Work order:
Where the string "JSON" occurs in the material below, report the whole line.

### Input material

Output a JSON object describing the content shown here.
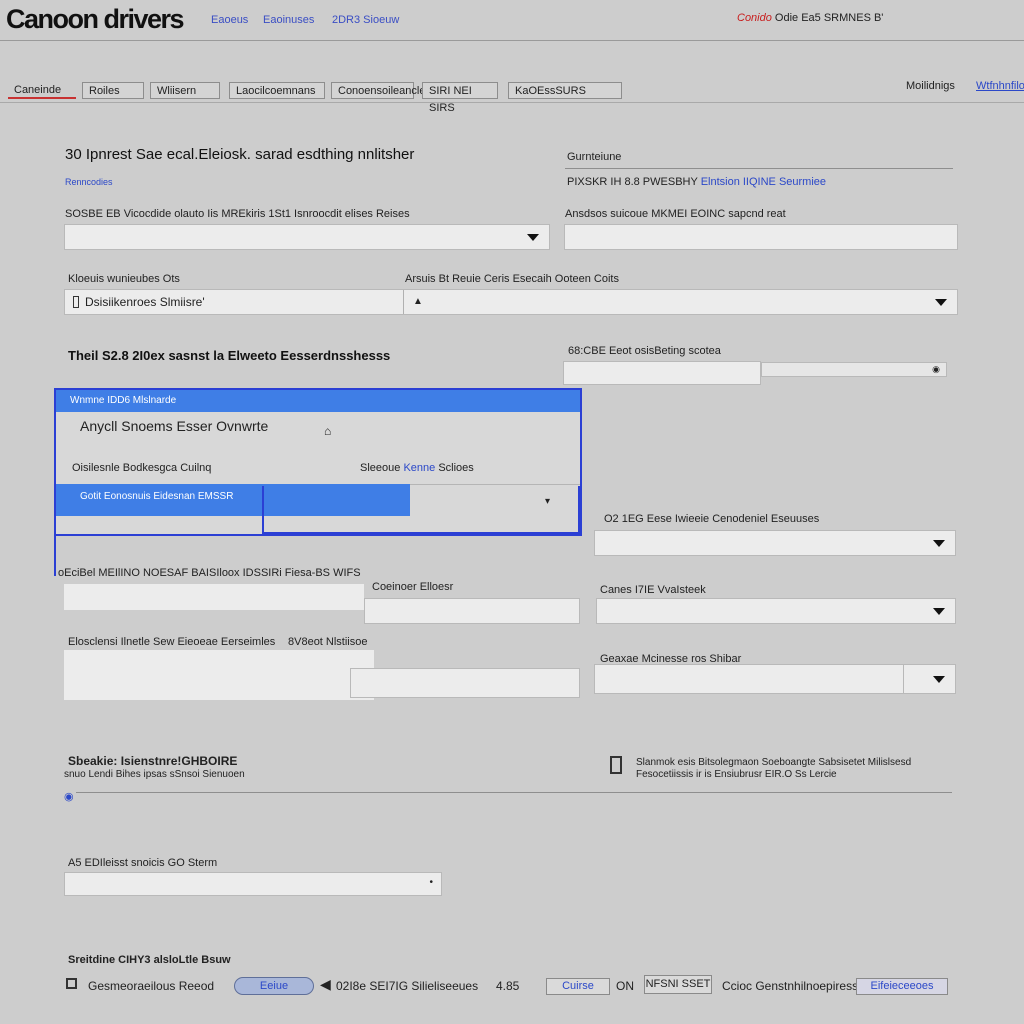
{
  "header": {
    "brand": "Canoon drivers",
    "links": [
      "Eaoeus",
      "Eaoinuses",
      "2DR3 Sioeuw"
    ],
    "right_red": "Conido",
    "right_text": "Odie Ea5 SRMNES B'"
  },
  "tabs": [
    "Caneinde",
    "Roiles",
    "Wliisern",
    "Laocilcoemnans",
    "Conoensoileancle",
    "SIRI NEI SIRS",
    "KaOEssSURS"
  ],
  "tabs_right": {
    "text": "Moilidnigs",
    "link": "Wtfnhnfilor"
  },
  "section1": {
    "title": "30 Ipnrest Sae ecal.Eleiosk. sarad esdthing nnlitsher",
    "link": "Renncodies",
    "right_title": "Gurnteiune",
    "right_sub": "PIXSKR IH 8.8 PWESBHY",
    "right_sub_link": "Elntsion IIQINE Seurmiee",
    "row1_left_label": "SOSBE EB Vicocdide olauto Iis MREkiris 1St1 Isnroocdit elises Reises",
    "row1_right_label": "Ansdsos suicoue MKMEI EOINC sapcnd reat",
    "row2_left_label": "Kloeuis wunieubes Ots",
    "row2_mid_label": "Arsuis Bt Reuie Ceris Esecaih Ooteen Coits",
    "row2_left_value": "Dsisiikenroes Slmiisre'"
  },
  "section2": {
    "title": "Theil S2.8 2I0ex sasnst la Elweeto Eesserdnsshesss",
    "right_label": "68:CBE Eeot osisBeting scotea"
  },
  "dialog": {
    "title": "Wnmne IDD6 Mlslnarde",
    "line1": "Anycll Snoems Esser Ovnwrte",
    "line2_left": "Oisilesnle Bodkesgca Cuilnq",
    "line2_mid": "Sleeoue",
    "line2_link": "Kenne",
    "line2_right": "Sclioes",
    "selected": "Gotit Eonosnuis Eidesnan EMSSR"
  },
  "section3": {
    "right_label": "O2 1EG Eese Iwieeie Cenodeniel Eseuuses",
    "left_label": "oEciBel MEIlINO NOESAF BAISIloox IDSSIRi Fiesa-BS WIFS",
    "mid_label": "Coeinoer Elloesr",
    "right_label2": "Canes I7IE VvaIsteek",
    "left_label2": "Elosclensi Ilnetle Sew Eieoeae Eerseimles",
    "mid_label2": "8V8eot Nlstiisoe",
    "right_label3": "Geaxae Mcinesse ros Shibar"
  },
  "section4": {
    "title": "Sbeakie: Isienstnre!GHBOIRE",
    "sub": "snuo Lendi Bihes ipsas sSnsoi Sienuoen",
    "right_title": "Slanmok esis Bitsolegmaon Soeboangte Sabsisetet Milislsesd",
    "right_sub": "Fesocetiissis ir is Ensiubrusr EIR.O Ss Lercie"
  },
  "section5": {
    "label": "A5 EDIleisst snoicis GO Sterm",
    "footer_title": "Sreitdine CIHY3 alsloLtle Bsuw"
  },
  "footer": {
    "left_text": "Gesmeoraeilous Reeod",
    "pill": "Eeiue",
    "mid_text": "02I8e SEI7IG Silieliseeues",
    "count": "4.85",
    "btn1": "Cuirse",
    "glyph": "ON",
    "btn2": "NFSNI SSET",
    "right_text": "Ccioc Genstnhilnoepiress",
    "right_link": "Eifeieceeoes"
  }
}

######
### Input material

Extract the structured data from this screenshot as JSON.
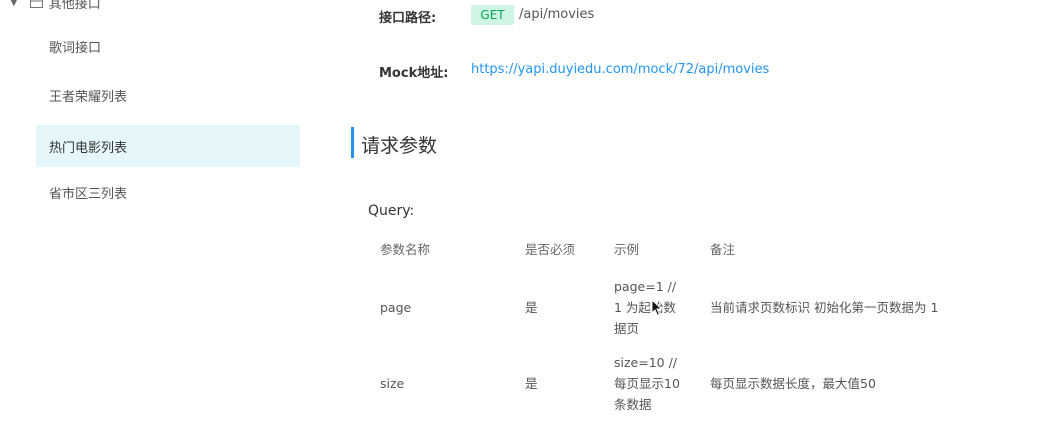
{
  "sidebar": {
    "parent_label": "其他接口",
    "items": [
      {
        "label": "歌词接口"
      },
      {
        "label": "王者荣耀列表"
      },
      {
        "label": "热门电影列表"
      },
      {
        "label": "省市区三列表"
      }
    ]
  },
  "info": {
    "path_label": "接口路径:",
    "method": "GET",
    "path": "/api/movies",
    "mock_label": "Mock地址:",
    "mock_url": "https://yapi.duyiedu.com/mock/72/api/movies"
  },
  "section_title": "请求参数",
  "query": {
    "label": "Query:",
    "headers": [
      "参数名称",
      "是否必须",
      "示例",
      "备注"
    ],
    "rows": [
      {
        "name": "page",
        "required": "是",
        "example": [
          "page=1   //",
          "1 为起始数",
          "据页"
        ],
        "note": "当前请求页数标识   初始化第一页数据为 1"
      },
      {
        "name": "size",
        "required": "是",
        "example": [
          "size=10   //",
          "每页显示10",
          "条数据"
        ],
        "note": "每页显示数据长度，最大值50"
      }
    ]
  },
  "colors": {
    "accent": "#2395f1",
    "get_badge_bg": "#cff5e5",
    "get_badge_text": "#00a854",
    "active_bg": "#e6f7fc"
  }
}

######

Response:
Output a JSON object describing the content shown here.
Extract the structured data from this screenshot as JSON.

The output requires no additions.